Oklahoma Republicans typically don't pay a price for opposing tax increases, especially in a GOP primary, but this year's vote came after four consecutive years of budget shortfalls that have decimated funding for public schools.
OKLAHOMA CITY — Six Republican members of the Oklahoma House who opposed hiking taxes to improve teacher salaries lost their jobs in primary runoffs, adding momentum to a pro-education movement that previously ousted two other GOP legislators and fueled a statewide teacher walkout.
Pro-education groups were extraordinarily successful in targeting legislators who sought to block the tax hike. Of the 19 House Republicans who voted against the measure, eight failed to win their nominations — including the six who lost primary runoffs Tuesday. Seven others were either term-limited or decided not to run. Only four advanced to the November general election.
"The walkout woke us up, and we took our voice and our power back," said Alicia Priest, the head of the Oklahoma Education Association, the state's largest teachers union. "All across the state our members and their circle of influence have gotten involved in that political process and worked on campaigns and elections, and we saw the fruits of that effort last night."
This year's education movement that led to teacher protests in Arizona, Kentucky and West Virginia has already shaken up political races elsewhere. In Kentucky, where teachers thronged the Capitol over changes to their pension system, a high school math teacher ousted a top GOP leader in a primary, and dozens more teachers are on the ballot in November.
But the fallout in Oklahoma is unprecedented in recent political history. A dozen incumbents in the Legislature, all Republicans, have lost their jobs already, even before Democrats have a chance to challenge them.

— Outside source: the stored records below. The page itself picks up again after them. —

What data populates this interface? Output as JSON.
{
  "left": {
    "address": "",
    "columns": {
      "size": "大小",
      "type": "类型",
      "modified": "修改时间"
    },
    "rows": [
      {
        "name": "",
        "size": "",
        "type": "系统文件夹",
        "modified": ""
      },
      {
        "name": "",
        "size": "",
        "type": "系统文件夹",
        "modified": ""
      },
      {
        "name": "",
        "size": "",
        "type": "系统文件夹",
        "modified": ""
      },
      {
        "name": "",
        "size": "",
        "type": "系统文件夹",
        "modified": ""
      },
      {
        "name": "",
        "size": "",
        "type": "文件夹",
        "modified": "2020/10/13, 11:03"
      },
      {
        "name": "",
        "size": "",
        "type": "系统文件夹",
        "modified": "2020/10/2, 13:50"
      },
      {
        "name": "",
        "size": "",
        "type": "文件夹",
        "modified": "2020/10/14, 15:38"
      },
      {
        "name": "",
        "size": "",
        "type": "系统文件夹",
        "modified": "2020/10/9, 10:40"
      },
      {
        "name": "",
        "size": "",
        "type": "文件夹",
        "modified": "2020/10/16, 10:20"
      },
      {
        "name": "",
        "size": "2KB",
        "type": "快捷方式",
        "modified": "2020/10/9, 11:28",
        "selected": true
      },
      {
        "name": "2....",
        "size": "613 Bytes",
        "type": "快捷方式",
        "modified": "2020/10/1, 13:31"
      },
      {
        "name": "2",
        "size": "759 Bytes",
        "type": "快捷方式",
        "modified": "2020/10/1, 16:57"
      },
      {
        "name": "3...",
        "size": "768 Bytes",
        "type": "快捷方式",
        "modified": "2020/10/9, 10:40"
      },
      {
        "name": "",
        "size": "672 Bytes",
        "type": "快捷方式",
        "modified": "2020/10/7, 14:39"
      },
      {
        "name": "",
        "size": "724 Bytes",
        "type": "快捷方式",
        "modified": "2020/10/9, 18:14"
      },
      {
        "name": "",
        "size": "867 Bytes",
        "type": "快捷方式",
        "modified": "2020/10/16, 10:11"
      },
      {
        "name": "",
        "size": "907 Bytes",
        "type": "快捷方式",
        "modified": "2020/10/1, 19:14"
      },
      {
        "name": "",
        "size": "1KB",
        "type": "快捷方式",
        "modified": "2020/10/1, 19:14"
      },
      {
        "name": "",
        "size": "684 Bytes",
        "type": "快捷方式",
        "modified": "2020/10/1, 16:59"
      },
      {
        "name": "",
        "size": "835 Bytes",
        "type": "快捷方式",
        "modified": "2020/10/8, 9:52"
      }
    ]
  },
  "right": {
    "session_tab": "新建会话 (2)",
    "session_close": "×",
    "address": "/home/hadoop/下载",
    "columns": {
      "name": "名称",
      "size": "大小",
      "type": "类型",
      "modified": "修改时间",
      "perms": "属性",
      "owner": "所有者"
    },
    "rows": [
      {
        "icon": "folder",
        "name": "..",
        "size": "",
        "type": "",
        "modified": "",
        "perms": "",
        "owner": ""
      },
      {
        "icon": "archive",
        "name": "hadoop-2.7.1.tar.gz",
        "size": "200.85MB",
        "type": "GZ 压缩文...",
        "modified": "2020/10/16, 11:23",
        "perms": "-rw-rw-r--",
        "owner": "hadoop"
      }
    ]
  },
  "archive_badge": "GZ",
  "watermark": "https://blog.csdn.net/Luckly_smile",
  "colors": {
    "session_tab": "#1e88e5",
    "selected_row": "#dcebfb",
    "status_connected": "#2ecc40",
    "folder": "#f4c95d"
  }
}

Oklahoma Republicans typically don't pay a price for opposing tax increases, especially in a GOP primary, but this year's vote came after four consecutive years of budget shortfalls that have decimated funding for public schools. Nearly 20 percent of the state's school districts have gone to four-day school weeks, and teachers hadn't received a raise in a decade, leading to this spring's walkout in which tens of thousands of teachers rallied at the Capitol for more funding.
Sherrie Conley, an assistant principal in Oklahoma City who ousted a three-term incumbent, overcame a nearly 30-point deficit in the primary to pull off the upset on Tuesday. She said pro-education voters offered to help her campaign against state Rep. Bobby Cleveland, an anti-tax Republican who drew the ire of teachers when he chastised them for walking out of the classroom.
"The majority of my support, that's what it was. It was all based on education," said Conley, who will face a retired teacher in November. "Just about every door I knocked on, the issue would come up."
Because most of the nearly 100 teachers who filed for office this cycle are Democrats, Oklahoma Democratic Party Chair Anna Langthorn said the pro-education movement isn't finished shaking up the political scene.
Former attorney Drew Edmondson, the Democratic nominee for Oklahoma's open governor's seat, met frequently with teachers during the walkout and is touting his experience as a young high school teacher. And his opponent, Republican Kevin Stitt, has said he wouldn't have signed the tax-increase bill, drawing a sharp contrast between him and Edmondson over support for public schools.
"I think we have a huge opportunity going into the general election," Langthorn said. "Across the board, we have more teachers running and certainly have candidates who are more supportive of education."